  • 2D Computer graphics. Drawing a straight line. Drawing circles and ellipses. Cubic curves: specification and drawing. Clipping lines. Filling polygons. Clipping polygons. 2D transformations, vectors and matrices, homogeneous co-ordinates. Uses of 2D graphics: HCI, typesetting, graphic design. [5 lectures]

  • 3D Computer graphics. Projection: orthographic and perspective. 3D transforms and matrices. 3D clipping. 3D curves. 3D scan conversion. z-buffer. A-buffer. Ray tracing. Lighting: theory, flat shading, Gouraud, Phong. Texture mapping. [5 lectures]

  • Image processing. Operations on images: filtering, point processing, compositing. Halftoning and dithering, error diffusion. Encoding and compression: difference encoding, predictive, run length, transform encoding (including JPEG). [3 lectures]


At the end of the course students should be able to

  • explain the basic function of the human eye and how this impinges on resolution, quantisation, and colour representation for digital images; describe a number of colour spaces and their relative merits; explain the workings of cathode ray tubes, liquid crystal displays, and laser printers;

  • describe and explain the following algorithms: Bresenham’s line drawing, mid-point line drawing, mid-point circle drawing, Bezier cubic drawing, Douglas and Pucker’s line chain simplification, Cohen-Sutherland line clipping, scanline polygon fill, Sutherland-Hodgman polygon clipping, depth sort, binary space partition tree, z-buffer, A-buffer, ray tracing, error diffusion;

  • use matrices and homogeneous coordinates to represent and perform 2D and 3D transformations; understand and use 3D to 2D projection, the viewing volume, and 3D clipping;

  • understand Bezier curves and patches; understand sampling and super-sampling issues; understand lighting techniques and how they are applied to both polygon scan conversion and ray tracing; understand texture mapping;

  • explain how to use filters, point processing, and arithmetic operations in image processing and describe a number of examples of the use of each; explain how halftoning, ordered dither, and error diffusion work; understand and be able to explain image compression and the workings of a number of compression techniques.

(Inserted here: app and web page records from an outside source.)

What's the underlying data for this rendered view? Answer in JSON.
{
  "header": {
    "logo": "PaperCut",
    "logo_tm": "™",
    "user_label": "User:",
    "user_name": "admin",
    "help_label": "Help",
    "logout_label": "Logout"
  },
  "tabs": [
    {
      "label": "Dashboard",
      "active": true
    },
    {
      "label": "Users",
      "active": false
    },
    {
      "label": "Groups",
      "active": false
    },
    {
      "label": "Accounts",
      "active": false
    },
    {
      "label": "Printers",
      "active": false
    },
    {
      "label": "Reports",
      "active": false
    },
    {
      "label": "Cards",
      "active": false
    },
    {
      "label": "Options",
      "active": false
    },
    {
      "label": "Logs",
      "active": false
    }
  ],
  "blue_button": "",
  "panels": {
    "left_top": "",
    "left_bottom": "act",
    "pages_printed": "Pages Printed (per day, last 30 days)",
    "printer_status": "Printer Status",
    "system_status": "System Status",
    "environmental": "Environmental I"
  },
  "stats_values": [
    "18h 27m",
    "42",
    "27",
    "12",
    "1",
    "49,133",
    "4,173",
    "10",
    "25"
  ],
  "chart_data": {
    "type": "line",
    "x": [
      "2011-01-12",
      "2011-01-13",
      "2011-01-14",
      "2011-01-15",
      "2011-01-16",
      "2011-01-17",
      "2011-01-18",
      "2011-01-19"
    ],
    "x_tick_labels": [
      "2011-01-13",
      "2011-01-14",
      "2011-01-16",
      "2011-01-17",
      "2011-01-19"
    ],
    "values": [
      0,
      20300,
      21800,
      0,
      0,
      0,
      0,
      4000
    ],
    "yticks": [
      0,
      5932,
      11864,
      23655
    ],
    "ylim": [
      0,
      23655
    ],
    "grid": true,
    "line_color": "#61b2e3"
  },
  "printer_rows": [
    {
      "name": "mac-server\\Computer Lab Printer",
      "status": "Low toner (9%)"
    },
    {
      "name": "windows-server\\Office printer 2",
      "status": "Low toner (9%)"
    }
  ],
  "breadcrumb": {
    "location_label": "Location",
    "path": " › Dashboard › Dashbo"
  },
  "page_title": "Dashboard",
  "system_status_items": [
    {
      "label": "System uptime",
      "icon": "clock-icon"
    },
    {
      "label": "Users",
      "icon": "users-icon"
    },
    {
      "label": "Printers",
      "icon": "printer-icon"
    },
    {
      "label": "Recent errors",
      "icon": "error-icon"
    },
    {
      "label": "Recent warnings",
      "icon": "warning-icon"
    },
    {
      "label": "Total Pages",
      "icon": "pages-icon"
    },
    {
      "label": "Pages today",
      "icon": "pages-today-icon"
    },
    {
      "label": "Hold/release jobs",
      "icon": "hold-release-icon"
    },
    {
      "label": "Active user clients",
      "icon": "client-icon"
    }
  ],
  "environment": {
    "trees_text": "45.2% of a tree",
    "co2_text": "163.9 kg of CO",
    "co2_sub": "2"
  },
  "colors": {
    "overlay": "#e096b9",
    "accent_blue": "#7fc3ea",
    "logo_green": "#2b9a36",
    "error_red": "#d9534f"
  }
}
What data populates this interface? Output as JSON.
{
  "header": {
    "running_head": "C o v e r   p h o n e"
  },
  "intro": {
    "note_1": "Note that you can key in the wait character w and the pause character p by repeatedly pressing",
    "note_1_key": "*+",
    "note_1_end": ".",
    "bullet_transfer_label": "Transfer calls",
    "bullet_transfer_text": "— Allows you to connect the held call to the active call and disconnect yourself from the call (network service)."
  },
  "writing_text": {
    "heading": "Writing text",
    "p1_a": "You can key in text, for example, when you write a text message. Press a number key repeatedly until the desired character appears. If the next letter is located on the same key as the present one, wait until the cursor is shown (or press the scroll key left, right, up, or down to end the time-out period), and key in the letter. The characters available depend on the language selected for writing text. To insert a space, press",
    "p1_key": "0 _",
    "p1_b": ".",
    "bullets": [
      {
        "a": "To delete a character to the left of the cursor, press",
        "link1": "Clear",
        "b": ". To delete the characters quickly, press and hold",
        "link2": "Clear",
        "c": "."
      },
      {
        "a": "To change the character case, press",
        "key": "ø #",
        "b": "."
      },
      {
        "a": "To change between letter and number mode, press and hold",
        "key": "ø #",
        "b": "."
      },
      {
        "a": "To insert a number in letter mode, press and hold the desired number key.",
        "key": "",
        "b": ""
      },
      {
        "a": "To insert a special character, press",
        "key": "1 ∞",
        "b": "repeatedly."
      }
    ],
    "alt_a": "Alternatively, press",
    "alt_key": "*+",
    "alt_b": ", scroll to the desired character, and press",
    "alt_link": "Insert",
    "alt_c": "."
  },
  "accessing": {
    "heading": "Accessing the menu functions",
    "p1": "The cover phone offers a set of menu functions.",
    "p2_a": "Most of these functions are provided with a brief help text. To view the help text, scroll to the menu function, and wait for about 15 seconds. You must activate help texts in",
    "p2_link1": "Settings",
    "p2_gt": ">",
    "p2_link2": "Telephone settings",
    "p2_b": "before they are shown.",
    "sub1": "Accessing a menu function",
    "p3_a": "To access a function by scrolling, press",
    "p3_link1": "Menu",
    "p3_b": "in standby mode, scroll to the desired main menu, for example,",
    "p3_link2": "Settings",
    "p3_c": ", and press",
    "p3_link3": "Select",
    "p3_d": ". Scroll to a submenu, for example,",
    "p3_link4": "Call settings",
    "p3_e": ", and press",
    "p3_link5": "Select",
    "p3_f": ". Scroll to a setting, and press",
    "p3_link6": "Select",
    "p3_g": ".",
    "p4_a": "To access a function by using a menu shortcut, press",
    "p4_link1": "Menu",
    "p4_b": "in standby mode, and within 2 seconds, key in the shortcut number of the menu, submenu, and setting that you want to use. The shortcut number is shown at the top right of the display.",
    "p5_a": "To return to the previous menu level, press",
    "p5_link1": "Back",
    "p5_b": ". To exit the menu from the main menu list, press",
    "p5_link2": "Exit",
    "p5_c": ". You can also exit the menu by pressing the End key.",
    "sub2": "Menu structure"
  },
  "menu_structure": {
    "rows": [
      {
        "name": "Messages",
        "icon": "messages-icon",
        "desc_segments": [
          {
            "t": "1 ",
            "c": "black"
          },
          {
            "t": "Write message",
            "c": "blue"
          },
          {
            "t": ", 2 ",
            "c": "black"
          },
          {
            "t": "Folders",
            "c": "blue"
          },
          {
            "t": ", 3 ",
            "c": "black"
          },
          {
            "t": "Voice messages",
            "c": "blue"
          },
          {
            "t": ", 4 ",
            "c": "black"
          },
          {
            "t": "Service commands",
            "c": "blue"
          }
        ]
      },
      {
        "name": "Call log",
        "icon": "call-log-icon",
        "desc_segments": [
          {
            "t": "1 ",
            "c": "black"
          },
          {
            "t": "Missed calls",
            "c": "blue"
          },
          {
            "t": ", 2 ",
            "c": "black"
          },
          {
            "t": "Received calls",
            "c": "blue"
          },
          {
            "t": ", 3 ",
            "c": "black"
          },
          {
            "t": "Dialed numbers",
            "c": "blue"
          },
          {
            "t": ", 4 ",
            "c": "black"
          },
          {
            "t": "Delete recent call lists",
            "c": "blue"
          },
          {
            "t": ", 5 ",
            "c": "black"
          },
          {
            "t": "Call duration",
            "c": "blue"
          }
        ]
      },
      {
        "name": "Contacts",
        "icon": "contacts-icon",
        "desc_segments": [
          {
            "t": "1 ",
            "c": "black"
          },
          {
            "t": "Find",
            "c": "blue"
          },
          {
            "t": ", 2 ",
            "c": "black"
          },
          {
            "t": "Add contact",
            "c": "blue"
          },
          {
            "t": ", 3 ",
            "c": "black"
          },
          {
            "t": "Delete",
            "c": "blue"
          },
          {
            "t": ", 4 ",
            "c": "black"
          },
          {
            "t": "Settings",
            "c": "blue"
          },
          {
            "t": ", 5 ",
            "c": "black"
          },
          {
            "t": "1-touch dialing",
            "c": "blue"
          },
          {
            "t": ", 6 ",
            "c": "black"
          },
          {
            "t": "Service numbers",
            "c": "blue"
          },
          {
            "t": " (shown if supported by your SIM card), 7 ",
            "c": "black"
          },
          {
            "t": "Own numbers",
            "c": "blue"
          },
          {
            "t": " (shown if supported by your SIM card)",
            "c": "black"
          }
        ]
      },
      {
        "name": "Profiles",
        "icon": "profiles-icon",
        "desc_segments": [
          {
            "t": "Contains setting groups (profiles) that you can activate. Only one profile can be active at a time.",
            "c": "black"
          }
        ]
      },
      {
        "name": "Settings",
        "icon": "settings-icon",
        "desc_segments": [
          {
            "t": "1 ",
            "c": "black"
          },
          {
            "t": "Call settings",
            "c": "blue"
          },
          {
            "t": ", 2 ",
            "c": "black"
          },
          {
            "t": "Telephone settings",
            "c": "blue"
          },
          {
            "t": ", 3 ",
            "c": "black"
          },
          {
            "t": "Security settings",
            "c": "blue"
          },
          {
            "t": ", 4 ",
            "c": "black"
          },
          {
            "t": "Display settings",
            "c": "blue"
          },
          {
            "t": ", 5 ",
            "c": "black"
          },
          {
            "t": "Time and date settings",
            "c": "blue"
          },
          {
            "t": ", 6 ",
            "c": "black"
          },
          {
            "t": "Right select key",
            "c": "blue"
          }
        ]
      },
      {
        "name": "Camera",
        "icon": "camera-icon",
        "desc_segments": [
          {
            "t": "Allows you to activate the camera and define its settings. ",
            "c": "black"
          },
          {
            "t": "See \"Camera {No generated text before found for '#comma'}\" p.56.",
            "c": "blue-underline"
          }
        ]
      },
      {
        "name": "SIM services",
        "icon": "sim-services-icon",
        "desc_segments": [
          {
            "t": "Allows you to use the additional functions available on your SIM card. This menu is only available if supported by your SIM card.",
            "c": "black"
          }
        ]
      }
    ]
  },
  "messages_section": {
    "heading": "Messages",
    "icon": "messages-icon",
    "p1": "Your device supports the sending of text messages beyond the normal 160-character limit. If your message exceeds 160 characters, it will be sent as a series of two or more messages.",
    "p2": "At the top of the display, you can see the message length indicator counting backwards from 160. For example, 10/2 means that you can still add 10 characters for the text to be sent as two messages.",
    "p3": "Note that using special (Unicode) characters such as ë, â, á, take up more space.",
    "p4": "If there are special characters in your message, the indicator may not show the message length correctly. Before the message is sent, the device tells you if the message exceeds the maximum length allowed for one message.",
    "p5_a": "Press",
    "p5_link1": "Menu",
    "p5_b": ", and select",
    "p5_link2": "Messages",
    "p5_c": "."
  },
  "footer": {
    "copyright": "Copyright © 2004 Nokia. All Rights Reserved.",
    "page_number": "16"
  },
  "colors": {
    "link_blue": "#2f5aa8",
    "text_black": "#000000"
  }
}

Recommended reading

* Foley, J.D., van Dam, A., Feiner, S.K. & Hughes, J.F. (1990). Computer graphics: principles and practice. Addison-Wesley (2nd ed.).
Gonzalez, R.C. & Woods, R.E. (1992). Digital image processing. Addison-Wesley. [Gonzalez, R.C. & Wintz, P. (1977). Digital image processing is the earlier edition and is almost as useful.]
* Slater, M., Steed, A. & Chrysanthou, Y. (2002). Computer graphics and virtual environments: from realism to real-time. Addison-Wesley.